Need help solving hum problem

This one really has me stumped....

The system:
Sony SCD-777ES
analog out into Placette Active Line Stage
digital out into Dodson DAC into Placette
Turntable also into Placette
Placette into CJ11A
ALL front end components plugged into Shunyata Hydra PLC

I get constant, low-volume hum when the Placette is switched to either the Dodson OR the Sony analog out, but not when switched to vinyl or any unused input.

The problem is cured when the Dodson is plugged into another outlet (same circuit). Why would the Dodson contaminate the system at all, and (this is the kicker) for two of the sources (itself and the Sony analog out) but not for the phono?

Any ideas? thanks. --dan
I don't know what to tell you but i can relate. Have had similar problems with a DAC and specific preamp. Out of curiosity, is the Dodson an upsampler ? Sean
Yes, it is.
Well from experience in hooking up litterally hundreds of sytems over years, I can get rid of pretty much any hum from tinkering a bit I suppose. Usually you should first try using a cheeter plug on one of your 3 prong plugs, either on the preamp or amp first.(they'll all still be grounded through connection to one another). Usually, this solves the problem of blatent hum off the bat. Sometimes interconnects or speaker wires are running next to power cords too closely for stretch, and can have hum in the wires that way, but usually not. I have run speaker wires next to high voltage cables with loud buzzing and humming, that's to be considered.
I once hooked up a really really long pair of Interconnects down 2 sides of the room, running along the same path in a wall with some power cords, and it buzzed like crazy.
Anway, hope that gives some food for thought. But I think you might try the ground cheater plug thing first. That usually works. Then, you can try moving your interconnects around, while your system is playing, and see if it's a problem. You might find that if you get the interconnects to lay in a certain way, you'll virtually eliminate hum sometimes.
Good luck
Thank you. I had tried a cheater on both the DAC and the preamp, with no success. I will try it on the amp, but as I said, the hum goes away if the amp and DAC share the same wall outlet. Based on the results of my various troubleshooting attempts, I don't think that the location or proximity of components and cables is the issue in this case, but I do appreciate that those can be factors in system noise.
I have tried EVERYTHING known to man to minimize the hum that i'm experiencing. I'm wondering if it doesn't have to do with how these designers are are using the upsampling devices and trying to keep circuitry to a minimum ???

I recently did a "tweak" that did help this out a bit while making other noticeable improvements though. Since this applies to and can benefit ALL systems, i don't want to "pigeon hole" it to this thread. Look for a new thread on the subject in the next 24 hours. Sean
(a bit chagrined...) I thought that I had tried lifting the ground on the Dodson. But I happened to try it again, and it seems to have fixed the problem.

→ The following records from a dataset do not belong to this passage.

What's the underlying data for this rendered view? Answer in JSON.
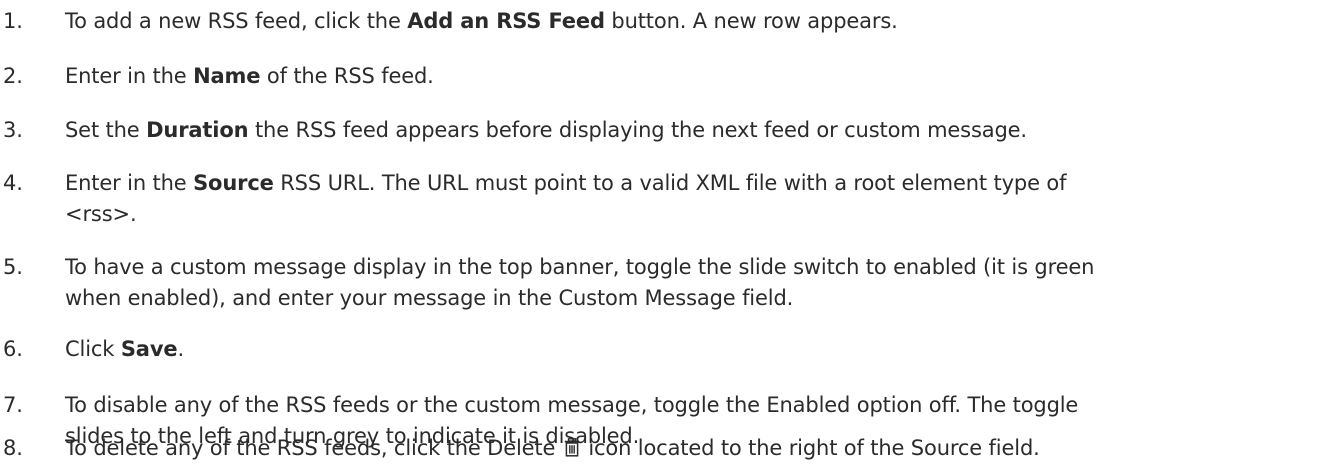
{
  "steps": [
    {
      "num": "1.",
      "parts": [
        {
          "text": "To add a new RSS feed, click the "
        },
        {
          "text": "Add an RSS Feed",
          "bold": true
        },
        {
          "text": " button. A new row appears."
        }
      ]
    },
    {
      "num": "2.",
      "parts": [
        {
          "text": "Enter in the "
        },
        {
          "text": "Name",
          "bold": true
        },
        {
          "text": " of the RSS feed."
        }
      ]
    },
    {
      "num": "3.",
      "parts": [
        {
          "text": "Set the "
        },
        {
          "text": "Duration",
          "bold": true
        },
        {
          "text": " the RSS feed appears before displaying the next feed or custom message."
        }
      ]
    },
    {
      "num": "4.",
      "parts": [
        {
          "text": "Enter in the "
        },
        {
          "text": "Source",
          "bold": true
        },
        {
          "text": " RSS URL. The URL must point to a valid XML file with a root element type of\n<rss>."
        }
      ]
    },
    {
      "num": "5.",
      "parts": [
        {
          "text": "To have a custom message display in the top banner, toggle the slide switch to enabled (it is green\nwhen enabled), and enter your message in the Custom Message field."
        }
      ]
    },
    {
      "num": "6.",
      "parts": [
        {
          "text": "Click "
        },
        {
          "text": "Save",
          "bold": true
        },
        {
          "text": "."
        }
      ]
    },
    {
      "num": "7.",
      "parts": [
        {
          "text": "To disable any of the RSS feeds or the custom message, toggle the Enabled option off. The toggle\nslides to the left and turn grey to indicate it is disabled."
        }
      ]
    },
    {
      "num": "8.",
      "parts": [
        {
          "text": "To delete any of the RSS feeds, click the Delete "
        },
        {
          "icon": "trash-icon"
        },
        {
          "text": " icon located to the right of the Source field."
        }
      ]
    }
  ]
}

Nevertheless, I will attempt to work through the process Sean describes in his excellent other post.
Appears I spoke too soon. It's baaaack.....
I have found the easiest way to eliminate the hum is to isolate where it is comming from and then teach it the words. This works for any whistles you might come across.

I think it's time for me to go to bed.
Is the hum coming from the speakers or the amp's transformer?

General things to try:
1. Float or lift or disconnect the ground on all electrical lines to all audio components. This includes a tv if shared with the audio components or even the vcr if the vcr audio outs go to the preamp. I'm sure you don't but you never know.

2. All of your components should share the same ground or no ground at all. You could have half of your components grounded and half not grounded. But just make sure the ones that are grounded are sharing the same ground.

3. If you narrowed the hum down to the amplifier's transformer, try to determine which circuit the amplifier is running off of. Then check the circuit breakers in the service panel.

Chances are that your amps' circuit is on the opposing phase of some or all of your other audio circuits and therefore generating some AC noise thats affecting the transformer.

Have an electrician move all of your audio circuit breakers in the service panel to the same phase of 115 volts.

Just for grins I moved my amp's circuit over to the opposing phase where my other dedicated audio circuits are to see what sonic improvements I may find. No sonic improvements that I could tell but it instantly cured my amp's transformer hum and the transformer has been almost dead silent every since.